Today I had a patient say to me, "Since my diagnosis, I have started doing a mass e-mail to my friends and family to keep them updated on what was going on."
Woah! Deja vu! Took me back to September 21, 2010. No, I didn't mean the 20th, I meant the 21st. I remember that day vividly. It was another bright, sunny September day. I remember standing at my front door, looking outside, and telling someone on the phone what happened. My phone was ringing off the hook, so this was one of many times I would be updating someone. Now the previous night, the night of the 20th, I did my first blog post about Leslie. But I never did it with the intention of sharing it. It wasn't until phone call number 1,001 that it occurred to me: I'm going to be blogging throughout this nightmare, why not share the link so people can stay informed, too? And from that moment on, it spread like wildfire.
I recommended to this patient that she should consider blogging. She is very overwhelmed with her diagnosis, so I have spent a lot of time talking to her and reassuring her. I told her that it is a great mechanism for "brain dumping" for herself, as well as keeping others updated. And then she would always have something to look back on to see how far she had come. She really liked this idea, but what surprised me was how, amongst all of her personal health concerns, she picked up on me saying, "when my sister got sick" as I told her about blogging.

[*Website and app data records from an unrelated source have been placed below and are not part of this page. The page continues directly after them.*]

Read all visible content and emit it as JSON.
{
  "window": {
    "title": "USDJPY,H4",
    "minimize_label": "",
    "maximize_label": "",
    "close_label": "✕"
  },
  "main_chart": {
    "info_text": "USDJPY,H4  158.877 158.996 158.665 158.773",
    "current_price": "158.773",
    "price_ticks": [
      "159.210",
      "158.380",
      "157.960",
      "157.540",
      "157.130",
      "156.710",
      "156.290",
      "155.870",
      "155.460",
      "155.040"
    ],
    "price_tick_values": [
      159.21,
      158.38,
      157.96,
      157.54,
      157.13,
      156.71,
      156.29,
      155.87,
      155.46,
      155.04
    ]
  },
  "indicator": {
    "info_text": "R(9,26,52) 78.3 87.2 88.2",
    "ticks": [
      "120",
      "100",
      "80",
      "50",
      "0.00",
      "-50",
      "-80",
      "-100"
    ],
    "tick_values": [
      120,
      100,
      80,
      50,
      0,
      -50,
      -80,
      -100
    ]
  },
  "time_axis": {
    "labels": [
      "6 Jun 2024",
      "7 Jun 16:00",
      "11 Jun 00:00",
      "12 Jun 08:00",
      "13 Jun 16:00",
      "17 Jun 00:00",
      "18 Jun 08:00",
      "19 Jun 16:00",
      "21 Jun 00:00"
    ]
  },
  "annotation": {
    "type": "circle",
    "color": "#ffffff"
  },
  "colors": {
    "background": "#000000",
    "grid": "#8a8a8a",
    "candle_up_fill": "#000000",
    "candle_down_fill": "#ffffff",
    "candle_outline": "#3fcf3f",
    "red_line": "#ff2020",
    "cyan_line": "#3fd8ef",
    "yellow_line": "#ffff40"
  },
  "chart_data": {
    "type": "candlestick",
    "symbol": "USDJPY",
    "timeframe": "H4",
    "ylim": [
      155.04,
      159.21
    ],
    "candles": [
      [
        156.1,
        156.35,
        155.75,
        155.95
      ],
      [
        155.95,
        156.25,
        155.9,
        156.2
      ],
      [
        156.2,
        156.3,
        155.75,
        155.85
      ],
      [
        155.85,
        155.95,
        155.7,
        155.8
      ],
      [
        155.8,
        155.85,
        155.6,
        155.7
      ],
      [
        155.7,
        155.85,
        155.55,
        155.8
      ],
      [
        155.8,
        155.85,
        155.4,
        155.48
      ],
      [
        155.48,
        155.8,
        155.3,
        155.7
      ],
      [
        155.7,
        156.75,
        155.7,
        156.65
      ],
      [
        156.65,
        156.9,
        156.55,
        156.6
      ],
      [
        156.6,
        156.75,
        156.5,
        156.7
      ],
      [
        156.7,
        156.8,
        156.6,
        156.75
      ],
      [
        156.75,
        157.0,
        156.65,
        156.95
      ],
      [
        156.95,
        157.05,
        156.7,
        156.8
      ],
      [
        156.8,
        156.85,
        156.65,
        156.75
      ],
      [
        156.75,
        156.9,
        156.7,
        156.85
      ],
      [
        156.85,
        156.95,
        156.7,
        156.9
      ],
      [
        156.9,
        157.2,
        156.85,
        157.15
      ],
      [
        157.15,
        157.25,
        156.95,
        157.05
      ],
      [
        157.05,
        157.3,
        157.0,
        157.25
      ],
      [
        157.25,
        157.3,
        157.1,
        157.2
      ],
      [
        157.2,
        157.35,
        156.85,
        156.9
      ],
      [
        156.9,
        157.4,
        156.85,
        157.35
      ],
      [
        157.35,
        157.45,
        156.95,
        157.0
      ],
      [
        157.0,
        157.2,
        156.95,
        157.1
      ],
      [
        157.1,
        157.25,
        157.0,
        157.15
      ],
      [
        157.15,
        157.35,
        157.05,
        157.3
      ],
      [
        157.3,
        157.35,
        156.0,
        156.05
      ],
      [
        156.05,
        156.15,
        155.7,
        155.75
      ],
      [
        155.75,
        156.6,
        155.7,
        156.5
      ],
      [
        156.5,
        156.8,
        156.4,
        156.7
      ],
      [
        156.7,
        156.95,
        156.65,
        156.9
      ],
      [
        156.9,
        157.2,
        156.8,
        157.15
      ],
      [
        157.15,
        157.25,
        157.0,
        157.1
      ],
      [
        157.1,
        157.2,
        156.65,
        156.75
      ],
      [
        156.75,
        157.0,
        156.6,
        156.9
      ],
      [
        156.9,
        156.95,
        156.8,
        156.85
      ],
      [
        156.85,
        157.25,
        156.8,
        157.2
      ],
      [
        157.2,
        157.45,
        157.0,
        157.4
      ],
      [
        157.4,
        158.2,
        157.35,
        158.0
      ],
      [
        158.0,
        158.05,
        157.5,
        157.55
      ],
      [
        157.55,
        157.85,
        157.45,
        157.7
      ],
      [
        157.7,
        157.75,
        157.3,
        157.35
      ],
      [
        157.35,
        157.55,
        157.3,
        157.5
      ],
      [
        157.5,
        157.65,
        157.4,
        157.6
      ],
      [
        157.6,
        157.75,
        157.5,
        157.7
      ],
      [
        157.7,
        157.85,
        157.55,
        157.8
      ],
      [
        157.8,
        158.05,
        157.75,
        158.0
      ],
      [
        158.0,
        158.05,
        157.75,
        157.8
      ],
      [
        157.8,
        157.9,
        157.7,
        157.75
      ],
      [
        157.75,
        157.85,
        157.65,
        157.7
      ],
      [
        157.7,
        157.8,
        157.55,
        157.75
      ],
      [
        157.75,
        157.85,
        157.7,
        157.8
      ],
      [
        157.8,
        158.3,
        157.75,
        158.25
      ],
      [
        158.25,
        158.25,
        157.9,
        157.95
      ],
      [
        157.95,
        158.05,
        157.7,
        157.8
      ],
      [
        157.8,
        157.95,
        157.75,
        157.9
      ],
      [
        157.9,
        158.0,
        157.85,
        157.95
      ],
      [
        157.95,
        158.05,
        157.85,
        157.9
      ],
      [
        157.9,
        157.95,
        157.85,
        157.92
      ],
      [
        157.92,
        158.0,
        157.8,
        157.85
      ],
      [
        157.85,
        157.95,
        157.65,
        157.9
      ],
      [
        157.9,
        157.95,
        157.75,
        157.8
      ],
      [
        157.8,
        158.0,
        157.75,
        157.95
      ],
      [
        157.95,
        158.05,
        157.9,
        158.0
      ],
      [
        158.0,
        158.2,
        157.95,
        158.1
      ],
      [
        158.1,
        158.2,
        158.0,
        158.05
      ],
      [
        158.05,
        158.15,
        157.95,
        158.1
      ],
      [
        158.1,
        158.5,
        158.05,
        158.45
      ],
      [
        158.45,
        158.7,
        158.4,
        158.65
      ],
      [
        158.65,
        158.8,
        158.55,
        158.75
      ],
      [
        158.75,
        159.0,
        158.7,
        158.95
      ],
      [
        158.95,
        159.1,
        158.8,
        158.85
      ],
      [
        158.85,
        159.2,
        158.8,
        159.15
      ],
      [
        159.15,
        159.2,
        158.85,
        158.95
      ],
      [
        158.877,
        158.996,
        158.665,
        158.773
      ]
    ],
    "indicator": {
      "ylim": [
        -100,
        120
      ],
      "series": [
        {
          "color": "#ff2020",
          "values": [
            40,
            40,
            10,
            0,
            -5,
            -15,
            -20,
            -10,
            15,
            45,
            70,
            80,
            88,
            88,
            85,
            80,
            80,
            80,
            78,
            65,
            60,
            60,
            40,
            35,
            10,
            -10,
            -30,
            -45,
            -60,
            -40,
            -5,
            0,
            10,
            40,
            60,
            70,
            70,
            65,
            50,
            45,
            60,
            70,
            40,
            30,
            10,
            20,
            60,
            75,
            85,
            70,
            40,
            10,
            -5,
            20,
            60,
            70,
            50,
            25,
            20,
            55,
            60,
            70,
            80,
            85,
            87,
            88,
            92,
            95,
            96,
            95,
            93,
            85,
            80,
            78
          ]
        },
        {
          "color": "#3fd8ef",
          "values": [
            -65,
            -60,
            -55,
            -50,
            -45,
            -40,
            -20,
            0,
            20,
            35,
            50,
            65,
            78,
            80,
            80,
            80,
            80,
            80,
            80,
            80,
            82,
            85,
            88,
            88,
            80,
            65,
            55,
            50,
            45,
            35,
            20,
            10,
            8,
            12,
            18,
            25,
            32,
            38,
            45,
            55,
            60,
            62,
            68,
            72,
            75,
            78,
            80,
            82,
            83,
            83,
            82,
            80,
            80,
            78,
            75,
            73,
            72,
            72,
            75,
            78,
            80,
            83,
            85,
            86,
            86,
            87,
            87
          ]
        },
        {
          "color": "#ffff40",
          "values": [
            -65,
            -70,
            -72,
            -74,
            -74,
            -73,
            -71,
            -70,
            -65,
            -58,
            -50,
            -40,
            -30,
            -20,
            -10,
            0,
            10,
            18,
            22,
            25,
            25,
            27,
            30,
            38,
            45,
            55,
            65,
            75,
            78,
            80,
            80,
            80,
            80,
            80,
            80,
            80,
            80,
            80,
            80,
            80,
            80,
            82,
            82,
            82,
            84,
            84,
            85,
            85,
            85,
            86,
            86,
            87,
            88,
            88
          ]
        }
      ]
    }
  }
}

Her response to that was SO touching. "So wait, you are so patient with me and all of my questions, because you have been there before?" Bingo! I've been there. No, not as the patient. No, it wasn't cancer. But it was tragic, scary, and completely changed me. I was the patient's sister who encountered so many medical professionals, and the ones that gave me the best impression were the one's that actually LISTENED. The one resident who came in the middle of the night as I sat by Leslie's side, listening to the ventilator whoosh air in and out of her lungs? He pulled up a chair and asked what was on my mind. I remember him. The nurse who saw me dislike when they'd ask me to step out so they could reposition her, and instead asked me to stay and help.... I remember her. They make a HUGE impact on me.
When this patient asked me if I am the way I am because of my sister, I was caught off guard. I told her that when I became a nurse in 2008, I'm really not sure HOW I was. I know I tried to be the best nurse I could possibly be, but I responded to her question with, "Yes, I suppose you are right. I have changed since then."
I still consider myself a "baby nurse", meaning freshly graduated and still learning. But I have found that all the knowledge in the world will not make a difference to your patient and their families if you aren't able to look beyond their diagnosis and see them as actual people.